Photo: Labeled for reuse
I awaken this morning to temperatures of 28 degrees Fahrenheit, open the back door and breathe in the purity of crisp, fresh air. Hoar frost designs sparkle on the deck and the vegetable garden sags—leaves like tears hang from the tomato and cucumber plants, light splashes of color awash on our maple and ash trees. The glory of the cerulean sky sings joy. Reality intervenes.
blood-red leaves appear
fall gently on the pavement
Today, I’m hosting Haibun Monday at dVerse Poets. The prompt is Shimo No Koe–Voice of First Frost. Please join in. The prompt is open all week.
Of Autumn Nights
I dream of emptiness, of cinnamon,
and darkest nights infused with spice.
I wait in stillness for the rain to come.
Long before dawn, such sensuous aroma,
an open door, desiring you should come
taste bliss, taste love and cinnamon.
Such spice. Such sweetly aromatic. Come.
I have a brief break in a couple of busy months–remodeling, house guests and next Wednesday, my husband’s second back surgery–so I thought I would drop in for dVerse Quadrille this week and, next Monday, I will host Haibun for Kanzen Sakura who is dealing with an enforced break from blogging.
Some of you may recognize parts of this poem which I have adapted for a change of season and for the quadrille, in which we write a poem of exactly 44 words, which must include the word spice or a variation thereof. Please join us.
My online presence will be a bit scarce for a while. Preparing for wonderful visitors and more…I will check in as I have time, write to prompts, if I’m able, but won’t post them since I will not have time to do much visiting and commenting. I’ll be back as soon as possible.
Late, perhaps, for Kim’s prompt at dVerse Poetics: SHOES (or lack thereof). Within a few minutes of each other I read an article about Harvey that mentioned so many fleeing flood waters were without shoes, and then an ad that became the title of this poem.
shoe markdowns you don’t want to miss
she had no money
she had no shoes
the sign in the washed-
out store mocked her
mocked them all
she held her baby closer
huddled on the flatboat
riding flood waters
into an unknown future
more than she could say
Image: Fox News
Photo: Victoria Slotto
We stand on our deck, face north,
watch Sun rise in the east,
casting shadows on the west
flank of our garden.
This early we don’t need shade,
but shadows from our trees,
ash, maple and cherry,
practice for evening hours
when we shall yearn for shelter.
Before he sets, Sun flings
his fiery rays toward us.
Tomatoes bask in warmth,
begin to form fruit around
their fragile yellow blossoms.
Magenta lobes of the eggplant
dangle like pendulous breasts.
For our part, we unwind. Sun,
breaks through leafy branches,
casts rays through sweating glasses
of tawny chardonnay or ruddy merlot.
In the embracing shade of her boughs
I turn toward you.
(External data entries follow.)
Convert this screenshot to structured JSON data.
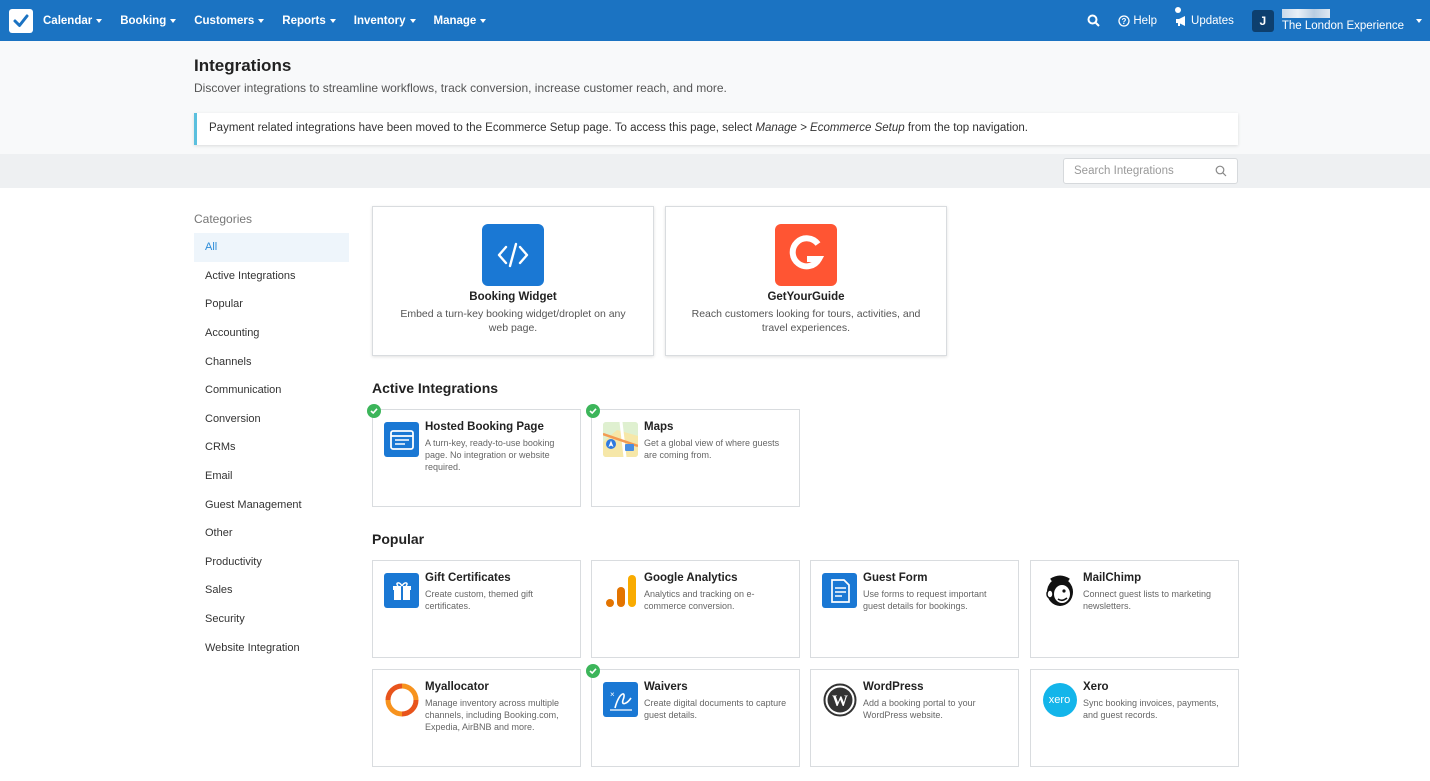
{
  "nav": {
    "items": [
      {
        "label": "Calendar"
      },
      {
        "label": "Booking"
      },
      {
        "label": "Customers"
      },
      {
        "label": "Reports"
      },
      {
        "label": "Inventory"
      },
      {
        "label": "Manage"
      }
    ],
    "help_label": "Help",
    "updates_label": "Updates",
    "avatar_letter": "J",
    "account_name": "The London Experience"
  },
  "header": {
    "title": "Integrations",
    "subtitle": "Discover integrations to streamline workflows, track conversion, increase customer reach, and more.",
    "notice_pre": "Payment related integrations have been moved to the Ecommerce Setup page. To access this page, select ",
    "notice_em": "Manage > Ecommerce Setup",
    "notice_post": " from the top navigation."
  },
  "search": {
    "placeholder": "Search Integrations"
  },
  "categories": {
    "title": "Categories",
    "items": [
      {
        "label": "All"
      },
      {
        "label": "Active Integrations"
      },
      {
        "label": "Popular"
      },
      {
        "label": "Accounting"
      },
      {
        "label": "Channels"
      },
      {
        "label": "Communication"
      },
      {
        "label": "Conversion"
      },
      {
        "label": "CRMs"
      },
      {
        "label": "Email"
      },
      {
        "label": "Guest Management"
      },
      {
        "label": "Other"
      },
      {
        "label": "Productivity"
      },
      {
        "label": "Sales"
      },
      {
        "label": "Security"
      },
      {
        "label": "Website Integration"
      }
    ]
  },
  "featured": [
    {
      "name": "Booking Widget",
      "desc": "Embed a turn-key booking widget/droplet on any web page.",
      "icon": "code-icon",
      "color": "#1a78d4"
    },
    {
      "name": "GetYourGuide",
      "desc": "Reach customers looking for tours, activities, and travel experiences.",
      "icon": "getyourguide-logo",
      "color": "#ff5533"
    }
  ],
  "active": {
    "title": "Active Integrations",
    "items": [
      {
        "name": "Hosted Booking Page",
        "desc": "A turn-key, ready-to-use booking page. No integration or website required.",
        "icon": "browser-icon"
      },
      {
        "name": "Maps",
        "desc": "Get a global view of where guests are coming from.",
        "icon": "maps-icon"
      }
    ]
  },
  "popular": {
    "title": "Popular",
    "items": [
      {
        "name": "Gift Certificates",
        "desc": "Create custom, themed gift certificates.",
        "icon": "gift-icon"
      },
      {
        "name": "Google Analytics",
        "desc": "Analytics and tracking on e-commerce conversion.",
        "icon": "analytics-icon"
      },
      {
        "name": "Guest Form",
        "desc": "Use forms to request important guest details for bookings.",
        "icon": "form-icon"
      },
      {
        "name": "MailChimp",
        "desc": "Connect guest lists to marketing newsletters.",
        "icon": "mailchimp-icon"
      },
      {
        "name": "Myallocator",
        "desc": "Manage inventory across multiple channels, including Booking.com, Expedia, AirBNB and more.",
        "icon": "myallocator-icon"
      },
      {
        "name": "Waivers",
        "desc": "Create digital documents to capture guest details.",
        "icon": "signature-icon"
      },
      {
        "name": "WordPress",
        "desc": "Add a booking portal to your WordPress website.",
        "icon": "wordpress-icon"
      },
      {
        "name": "Xero",
        "desc": "Sync booking invoices, payments, and guest records.",
        "icon": "xero-icon",
        "logo_text": "xero"
      }
    ]
  }
}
We watch as
Sun sighs, pulls a blanket of clouds
around his shoulders and hurls
himself over the horizon.
Photo: Victoria Slotto
Please join us at dVerse Poetics, where Lillian has us considering SHADE. And don’t forget the Haibun prompt, WABI-SABI, is open all week.
Photo: Victoria Slotto
Ash Tree, Barren
The ash tree that we planted, probably twenty years past, flourished until a few years ago. She not only offered the loveliness of her leaf-laden branches, she protected us from late afternoon sun and winds that howl from the west through Sierra Nevada’s Donner Pass. In autumn, she sheds dazzling gilt foliage and in spring an eruption of lime green buds poke out of her apparently dead branches.
A couple of years ago, after five years of severe drought, many of the branches failed to show growth. The dire shortage of rain, coupled with water restrictions, took their toll. This year, we had dead limbs removed and our tree is spouting out limbs from the places you would least expect.
harsh summers take toll
water, source of leaf-life, fails
on dead branch finch sings
This week I’m hosting dVerse Haibun Monday. The theme is Wabi-Sabi: the Japanese concept of imperfect beauty. To learn more please head over to dVerse, read the prompt and links offered, and add a poem of your own. Have a blessed week. The link will be open till Saturday.
Photo: Jim Kennedy via Flickr
This week I am hosting the Quadrille Prompt at dVerse Poets. I am asking for a poem of exactly 44 words, not including the Title, that includes the word FEAR. Remember, the prompt is open all week, so, hopefully, you will join us.
Frissons of fear ripple through shadowy woods,
tiny creatures scurry,
huddle ‘neath rocks and shrubs.
Full moon breaks through scattered clouds,
outlines the silhouette of dying
in pewter skies.
I remember the spill of blood in snow—
crimson drops. Mournful